- **Work order**
Search the listing below, and show each line that includes the word "files".

Data provided Start Marker

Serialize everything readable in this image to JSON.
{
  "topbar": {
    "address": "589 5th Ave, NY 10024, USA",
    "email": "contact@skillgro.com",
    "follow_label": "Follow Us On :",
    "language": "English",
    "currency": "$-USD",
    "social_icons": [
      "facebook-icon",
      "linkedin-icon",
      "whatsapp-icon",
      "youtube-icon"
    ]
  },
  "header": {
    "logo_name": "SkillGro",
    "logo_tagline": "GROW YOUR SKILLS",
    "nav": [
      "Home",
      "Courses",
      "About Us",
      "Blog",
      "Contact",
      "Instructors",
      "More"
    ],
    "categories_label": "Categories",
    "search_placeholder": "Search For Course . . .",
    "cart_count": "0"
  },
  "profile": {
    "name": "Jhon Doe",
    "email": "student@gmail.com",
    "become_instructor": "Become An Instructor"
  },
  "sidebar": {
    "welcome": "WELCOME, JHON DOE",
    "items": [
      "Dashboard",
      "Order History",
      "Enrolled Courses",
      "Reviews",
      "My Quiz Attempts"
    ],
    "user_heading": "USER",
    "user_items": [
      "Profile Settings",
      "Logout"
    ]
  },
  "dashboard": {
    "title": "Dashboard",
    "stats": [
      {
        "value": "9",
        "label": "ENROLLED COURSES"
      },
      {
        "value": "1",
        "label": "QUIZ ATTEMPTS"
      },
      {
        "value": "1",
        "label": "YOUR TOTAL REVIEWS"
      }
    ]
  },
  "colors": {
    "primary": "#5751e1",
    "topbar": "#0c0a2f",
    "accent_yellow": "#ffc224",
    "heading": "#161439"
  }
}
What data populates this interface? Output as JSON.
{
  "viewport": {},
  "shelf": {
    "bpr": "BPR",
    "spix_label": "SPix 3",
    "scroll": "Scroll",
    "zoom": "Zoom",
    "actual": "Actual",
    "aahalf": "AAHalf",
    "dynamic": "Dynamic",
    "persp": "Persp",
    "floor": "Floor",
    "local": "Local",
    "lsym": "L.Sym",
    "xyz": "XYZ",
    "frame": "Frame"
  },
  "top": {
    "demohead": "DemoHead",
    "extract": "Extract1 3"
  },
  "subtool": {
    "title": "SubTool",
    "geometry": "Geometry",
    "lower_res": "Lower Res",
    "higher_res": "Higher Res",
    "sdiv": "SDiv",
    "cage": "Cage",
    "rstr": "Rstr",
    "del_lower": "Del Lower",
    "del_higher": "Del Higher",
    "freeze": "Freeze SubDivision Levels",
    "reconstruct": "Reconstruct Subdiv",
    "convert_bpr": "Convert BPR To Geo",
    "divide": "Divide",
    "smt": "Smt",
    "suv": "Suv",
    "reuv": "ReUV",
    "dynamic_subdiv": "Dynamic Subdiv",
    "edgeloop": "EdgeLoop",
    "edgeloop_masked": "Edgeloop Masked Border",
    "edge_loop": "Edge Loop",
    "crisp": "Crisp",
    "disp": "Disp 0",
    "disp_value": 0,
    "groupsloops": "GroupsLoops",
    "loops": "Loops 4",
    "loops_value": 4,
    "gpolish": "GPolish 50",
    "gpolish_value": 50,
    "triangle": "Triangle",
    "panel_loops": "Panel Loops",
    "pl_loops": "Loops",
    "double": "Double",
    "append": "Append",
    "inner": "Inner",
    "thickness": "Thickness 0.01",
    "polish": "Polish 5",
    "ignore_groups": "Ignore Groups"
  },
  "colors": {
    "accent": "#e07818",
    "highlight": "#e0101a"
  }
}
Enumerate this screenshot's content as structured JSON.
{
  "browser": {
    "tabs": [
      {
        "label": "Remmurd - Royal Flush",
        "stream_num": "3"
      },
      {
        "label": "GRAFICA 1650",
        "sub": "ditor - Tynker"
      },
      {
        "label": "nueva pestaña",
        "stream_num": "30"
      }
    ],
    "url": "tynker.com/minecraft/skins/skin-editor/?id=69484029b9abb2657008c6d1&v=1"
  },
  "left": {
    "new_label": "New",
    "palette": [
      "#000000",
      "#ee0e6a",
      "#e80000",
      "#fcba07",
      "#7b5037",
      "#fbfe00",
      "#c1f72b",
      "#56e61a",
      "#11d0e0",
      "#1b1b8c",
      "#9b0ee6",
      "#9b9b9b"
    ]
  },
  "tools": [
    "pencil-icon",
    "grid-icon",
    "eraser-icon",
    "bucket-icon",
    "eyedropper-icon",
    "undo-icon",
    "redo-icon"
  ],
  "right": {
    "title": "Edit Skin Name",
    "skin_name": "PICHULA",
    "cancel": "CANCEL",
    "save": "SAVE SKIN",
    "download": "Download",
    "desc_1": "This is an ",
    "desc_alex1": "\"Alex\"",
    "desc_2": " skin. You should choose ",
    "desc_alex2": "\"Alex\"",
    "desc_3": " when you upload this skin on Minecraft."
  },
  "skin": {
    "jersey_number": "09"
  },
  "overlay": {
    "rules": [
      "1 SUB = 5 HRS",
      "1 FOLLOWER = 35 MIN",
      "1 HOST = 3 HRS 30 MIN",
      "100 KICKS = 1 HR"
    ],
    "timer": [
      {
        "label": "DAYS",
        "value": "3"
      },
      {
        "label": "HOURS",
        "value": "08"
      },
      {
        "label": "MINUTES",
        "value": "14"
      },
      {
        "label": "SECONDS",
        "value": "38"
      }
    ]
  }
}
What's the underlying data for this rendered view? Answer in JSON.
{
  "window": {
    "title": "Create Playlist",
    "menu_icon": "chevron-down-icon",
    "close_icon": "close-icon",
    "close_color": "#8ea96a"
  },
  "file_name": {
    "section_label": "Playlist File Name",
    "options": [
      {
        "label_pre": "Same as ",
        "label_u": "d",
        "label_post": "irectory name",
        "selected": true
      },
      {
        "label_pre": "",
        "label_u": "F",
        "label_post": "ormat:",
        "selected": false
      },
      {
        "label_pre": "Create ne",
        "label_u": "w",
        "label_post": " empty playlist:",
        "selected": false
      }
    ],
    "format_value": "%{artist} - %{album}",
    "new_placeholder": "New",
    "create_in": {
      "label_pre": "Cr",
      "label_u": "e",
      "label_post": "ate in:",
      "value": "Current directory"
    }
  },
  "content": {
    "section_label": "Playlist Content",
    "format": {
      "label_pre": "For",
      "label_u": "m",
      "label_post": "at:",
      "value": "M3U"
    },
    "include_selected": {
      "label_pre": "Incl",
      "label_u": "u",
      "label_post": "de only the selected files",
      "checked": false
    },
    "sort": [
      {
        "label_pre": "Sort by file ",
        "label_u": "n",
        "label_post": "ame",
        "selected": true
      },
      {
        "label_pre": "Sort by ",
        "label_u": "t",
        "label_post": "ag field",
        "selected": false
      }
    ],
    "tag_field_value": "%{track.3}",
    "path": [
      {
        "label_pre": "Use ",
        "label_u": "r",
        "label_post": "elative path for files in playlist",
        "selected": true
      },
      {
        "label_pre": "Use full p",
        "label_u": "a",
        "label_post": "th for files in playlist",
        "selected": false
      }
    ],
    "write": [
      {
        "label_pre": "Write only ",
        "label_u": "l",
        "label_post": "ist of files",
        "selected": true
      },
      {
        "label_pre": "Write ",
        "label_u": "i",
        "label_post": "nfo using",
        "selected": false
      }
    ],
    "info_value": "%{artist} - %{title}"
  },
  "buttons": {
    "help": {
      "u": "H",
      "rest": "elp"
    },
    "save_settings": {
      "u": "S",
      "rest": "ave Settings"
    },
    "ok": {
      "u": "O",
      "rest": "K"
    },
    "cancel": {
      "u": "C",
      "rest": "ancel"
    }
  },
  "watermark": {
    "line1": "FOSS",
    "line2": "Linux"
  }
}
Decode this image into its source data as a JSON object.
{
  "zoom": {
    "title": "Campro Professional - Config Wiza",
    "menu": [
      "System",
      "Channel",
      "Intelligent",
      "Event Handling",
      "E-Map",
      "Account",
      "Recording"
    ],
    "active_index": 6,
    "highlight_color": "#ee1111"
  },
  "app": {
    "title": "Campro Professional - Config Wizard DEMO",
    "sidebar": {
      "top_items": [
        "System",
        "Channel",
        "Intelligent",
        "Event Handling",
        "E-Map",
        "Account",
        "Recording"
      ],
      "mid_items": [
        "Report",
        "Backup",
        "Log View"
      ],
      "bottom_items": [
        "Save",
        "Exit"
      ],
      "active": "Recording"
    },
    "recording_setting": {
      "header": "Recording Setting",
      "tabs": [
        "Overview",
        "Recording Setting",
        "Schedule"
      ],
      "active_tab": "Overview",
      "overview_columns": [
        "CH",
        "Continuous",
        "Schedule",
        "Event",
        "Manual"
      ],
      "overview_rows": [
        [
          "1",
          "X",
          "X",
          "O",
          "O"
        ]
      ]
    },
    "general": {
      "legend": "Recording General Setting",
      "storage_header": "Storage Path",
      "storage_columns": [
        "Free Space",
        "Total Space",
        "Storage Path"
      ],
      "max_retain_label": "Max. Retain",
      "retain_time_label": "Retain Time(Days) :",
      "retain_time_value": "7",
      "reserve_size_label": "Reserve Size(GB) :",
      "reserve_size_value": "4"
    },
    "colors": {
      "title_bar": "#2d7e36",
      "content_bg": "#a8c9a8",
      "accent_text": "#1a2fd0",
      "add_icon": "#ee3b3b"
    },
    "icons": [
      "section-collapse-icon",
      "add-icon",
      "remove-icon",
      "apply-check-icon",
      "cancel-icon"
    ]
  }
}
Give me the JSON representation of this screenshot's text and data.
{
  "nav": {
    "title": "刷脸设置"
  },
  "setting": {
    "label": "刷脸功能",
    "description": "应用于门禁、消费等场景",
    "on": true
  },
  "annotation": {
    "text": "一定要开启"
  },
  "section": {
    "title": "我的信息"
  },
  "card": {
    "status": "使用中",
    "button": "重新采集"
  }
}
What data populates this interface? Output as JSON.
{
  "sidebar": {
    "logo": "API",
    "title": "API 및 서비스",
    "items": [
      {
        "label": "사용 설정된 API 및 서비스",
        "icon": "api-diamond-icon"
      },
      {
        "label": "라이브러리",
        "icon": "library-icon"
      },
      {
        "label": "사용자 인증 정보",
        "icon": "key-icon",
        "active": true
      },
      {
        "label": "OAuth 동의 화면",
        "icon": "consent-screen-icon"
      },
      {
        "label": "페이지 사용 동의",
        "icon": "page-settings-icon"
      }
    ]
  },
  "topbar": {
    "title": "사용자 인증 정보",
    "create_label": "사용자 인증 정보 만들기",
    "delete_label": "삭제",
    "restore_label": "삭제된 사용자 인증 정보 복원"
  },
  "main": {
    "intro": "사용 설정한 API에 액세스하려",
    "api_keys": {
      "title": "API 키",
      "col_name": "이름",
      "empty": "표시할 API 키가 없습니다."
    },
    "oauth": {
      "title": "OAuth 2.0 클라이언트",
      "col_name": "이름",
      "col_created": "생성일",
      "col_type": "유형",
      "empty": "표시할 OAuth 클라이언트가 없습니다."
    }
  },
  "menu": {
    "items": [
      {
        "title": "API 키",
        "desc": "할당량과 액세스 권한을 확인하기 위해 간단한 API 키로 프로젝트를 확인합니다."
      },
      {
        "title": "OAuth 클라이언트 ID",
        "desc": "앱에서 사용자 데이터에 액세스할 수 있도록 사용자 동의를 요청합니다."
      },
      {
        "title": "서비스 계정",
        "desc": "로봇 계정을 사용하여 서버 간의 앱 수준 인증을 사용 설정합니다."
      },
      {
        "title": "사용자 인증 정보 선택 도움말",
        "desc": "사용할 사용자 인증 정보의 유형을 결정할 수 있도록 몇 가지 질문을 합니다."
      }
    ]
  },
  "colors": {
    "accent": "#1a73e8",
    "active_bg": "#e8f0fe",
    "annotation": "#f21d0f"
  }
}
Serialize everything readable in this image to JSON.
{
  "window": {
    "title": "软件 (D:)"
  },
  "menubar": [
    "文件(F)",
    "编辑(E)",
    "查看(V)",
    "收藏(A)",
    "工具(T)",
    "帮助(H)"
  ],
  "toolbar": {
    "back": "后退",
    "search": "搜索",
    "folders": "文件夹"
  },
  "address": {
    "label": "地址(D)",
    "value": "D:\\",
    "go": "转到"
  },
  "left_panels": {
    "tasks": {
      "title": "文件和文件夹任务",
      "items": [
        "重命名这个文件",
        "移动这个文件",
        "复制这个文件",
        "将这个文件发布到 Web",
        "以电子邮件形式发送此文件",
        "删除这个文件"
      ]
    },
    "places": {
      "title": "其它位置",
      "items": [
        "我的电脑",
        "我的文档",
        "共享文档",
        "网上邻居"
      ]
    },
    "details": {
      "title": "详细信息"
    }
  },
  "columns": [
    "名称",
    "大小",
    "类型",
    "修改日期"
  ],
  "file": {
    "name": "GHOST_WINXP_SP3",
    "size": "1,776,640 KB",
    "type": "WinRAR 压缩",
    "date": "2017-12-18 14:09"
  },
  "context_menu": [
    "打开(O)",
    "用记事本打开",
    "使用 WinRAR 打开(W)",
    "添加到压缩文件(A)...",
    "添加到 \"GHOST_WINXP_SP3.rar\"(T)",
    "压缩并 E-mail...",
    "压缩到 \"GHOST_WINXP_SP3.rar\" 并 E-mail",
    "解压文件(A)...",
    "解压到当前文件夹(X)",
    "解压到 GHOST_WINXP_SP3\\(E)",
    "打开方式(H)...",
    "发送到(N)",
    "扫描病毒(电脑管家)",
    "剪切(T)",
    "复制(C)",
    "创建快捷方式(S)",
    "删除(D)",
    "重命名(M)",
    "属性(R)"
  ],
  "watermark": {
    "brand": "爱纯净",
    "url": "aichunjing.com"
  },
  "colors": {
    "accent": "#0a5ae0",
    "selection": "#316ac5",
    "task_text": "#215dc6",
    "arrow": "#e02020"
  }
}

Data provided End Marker

- **Written answer**
      "label_post": "de only the selected files",
        "label_post": "elative path for files in playlist",
        "label_post": "th for files in playlist",
        "label_post": "ist of files",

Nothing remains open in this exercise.